Post by snoggle on Feb 15, 2018 0:07:51 GMT
Yes - depending on your viewpoint re policy, outcomes, funding etc etc. There are always choices, there are always consequences to decisions. The decisions will always be "justified" in some official form in line with legislation / statutory powers but politics and the stance of individual ministers will always figure. Plenty of people viewed the decision of Stephen Byers to replace Railtrack was nakedly political and damaged those who held shares in Railtrack. He also ran into trouble over trying to "smear" Bob Kiley over Tube PPP issues. Graham H has regaled us with endless tales on here and elsewhere of the actions and views of different ministers he worked with - plenty of evidence there.
I can't recall where he made his recent remark about CR2 but Mr H said that requesting repeated "independent reviews" was a classic govt move when it wanted to kill something off. Mr Grayling will, of course, always say that he is merely trying to protect the national purse in respect of CR2 and ensuring "value for money for taxpayers" and that "a proper balance of funding sources" is in place and that "the right scheme" is taken forward.
What we seem to be seeing a classic battle over scope, cost, benefits and funding. We were here for 30+ years with Crossrail and probably 25+ years for a large scale Thameslink scheme. The fact TfL are trying to get CR2 through in about a decade must be viewed as sheer provocation by some in government - especially as CR1 has yet to finish, to carry a fare paying passenger or prove its worth.

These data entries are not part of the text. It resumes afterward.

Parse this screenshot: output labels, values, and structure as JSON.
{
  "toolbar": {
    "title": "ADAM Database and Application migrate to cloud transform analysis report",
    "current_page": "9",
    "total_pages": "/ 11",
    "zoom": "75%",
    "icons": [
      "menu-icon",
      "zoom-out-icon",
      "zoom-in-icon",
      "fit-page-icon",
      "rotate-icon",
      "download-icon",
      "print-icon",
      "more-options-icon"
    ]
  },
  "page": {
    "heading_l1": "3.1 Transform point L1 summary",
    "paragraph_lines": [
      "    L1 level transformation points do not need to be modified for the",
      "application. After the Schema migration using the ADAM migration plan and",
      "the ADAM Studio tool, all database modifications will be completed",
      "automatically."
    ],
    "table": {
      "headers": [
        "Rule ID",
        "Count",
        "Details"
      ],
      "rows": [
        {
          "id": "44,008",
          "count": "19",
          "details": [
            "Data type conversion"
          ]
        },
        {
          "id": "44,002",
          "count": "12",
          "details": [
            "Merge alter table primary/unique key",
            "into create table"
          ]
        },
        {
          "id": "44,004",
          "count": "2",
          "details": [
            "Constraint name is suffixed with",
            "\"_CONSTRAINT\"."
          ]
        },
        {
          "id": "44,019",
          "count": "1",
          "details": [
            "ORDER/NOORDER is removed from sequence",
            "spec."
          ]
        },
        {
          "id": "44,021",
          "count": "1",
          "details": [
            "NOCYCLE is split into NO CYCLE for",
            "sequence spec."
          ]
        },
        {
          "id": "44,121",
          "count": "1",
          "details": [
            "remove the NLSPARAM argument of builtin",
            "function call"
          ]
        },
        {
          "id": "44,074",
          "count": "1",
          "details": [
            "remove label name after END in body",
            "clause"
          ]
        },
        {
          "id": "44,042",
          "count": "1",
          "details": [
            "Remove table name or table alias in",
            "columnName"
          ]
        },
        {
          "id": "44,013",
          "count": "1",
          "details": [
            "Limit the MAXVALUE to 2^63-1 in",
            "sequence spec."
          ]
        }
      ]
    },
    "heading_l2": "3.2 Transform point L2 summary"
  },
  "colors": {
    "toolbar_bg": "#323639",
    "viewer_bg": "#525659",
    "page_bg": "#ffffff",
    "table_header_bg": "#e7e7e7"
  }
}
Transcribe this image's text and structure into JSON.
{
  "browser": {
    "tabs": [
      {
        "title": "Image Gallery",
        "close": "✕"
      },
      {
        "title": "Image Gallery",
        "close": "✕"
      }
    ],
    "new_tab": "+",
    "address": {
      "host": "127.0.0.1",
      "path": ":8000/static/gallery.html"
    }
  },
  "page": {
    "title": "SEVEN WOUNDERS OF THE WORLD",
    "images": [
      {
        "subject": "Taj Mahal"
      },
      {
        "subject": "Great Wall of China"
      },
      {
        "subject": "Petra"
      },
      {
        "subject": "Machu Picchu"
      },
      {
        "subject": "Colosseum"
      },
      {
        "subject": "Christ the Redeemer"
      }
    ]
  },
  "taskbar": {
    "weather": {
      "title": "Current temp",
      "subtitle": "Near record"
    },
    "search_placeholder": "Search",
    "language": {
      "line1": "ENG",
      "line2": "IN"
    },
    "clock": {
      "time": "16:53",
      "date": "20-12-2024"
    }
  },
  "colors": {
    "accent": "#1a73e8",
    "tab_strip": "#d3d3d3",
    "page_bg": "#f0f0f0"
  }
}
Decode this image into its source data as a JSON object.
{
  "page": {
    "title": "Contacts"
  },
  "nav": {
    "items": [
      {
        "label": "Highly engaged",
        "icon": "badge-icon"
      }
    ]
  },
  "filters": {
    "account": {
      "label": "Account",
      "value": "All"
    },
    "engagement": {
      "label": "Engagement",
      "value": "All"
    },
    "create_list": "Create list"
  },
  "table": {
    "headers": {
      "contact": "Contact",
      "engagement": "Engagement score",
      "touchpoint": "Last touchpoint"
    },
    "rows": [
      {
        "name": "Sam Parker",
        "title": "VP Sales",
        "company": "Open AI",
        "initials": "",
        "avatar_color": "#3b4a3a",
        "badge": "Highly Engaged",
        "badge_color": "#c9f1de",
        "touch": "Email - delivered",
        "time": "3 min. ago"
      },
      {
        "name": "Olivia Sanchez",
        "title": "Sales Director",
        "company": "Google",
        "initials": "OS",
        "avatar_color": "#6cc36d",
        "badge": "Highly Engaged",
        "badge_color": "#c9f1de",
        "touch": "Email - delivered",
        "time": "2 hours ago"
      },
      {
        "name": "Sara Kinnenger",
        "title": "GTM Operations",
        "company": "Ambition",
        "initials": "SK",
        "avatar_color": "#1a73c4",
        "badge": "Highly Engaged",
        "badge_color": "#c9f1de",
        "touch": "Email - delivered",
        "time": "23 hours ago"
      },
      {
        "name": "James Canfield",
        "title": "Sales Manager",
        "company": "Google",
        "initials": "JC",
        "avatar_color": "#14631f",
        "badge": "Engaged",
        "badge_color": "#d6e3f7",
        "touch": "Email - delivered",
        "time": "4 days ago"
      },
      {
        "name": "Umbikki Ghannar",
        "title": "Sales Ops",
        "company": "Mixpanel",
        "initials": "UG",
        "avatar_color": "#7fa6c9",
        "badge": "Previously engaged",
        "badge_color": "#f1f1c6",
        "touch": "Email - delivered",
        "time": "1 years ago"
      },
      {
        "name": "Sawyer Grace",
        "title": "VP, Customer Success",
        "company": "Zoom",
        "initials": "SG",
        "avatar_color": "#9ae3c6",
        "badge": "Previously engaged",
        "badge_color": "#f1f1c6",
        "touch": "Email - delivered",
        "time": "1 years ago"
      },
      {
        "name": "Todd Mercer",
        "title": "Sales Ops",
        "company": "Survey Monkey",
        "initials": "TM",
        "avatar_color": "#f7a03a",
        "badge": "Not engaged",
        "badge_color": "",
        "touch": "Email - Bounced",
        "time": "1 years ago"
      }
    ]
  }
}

You don't need much imagination (or excessive viewing of Yes Minister) to imagine the "arguments" being put forward in the DfT and Treasury about not wanting a mad dash to build CR2. There are also just a "few" other issues preoccupying government at present but that's not for here.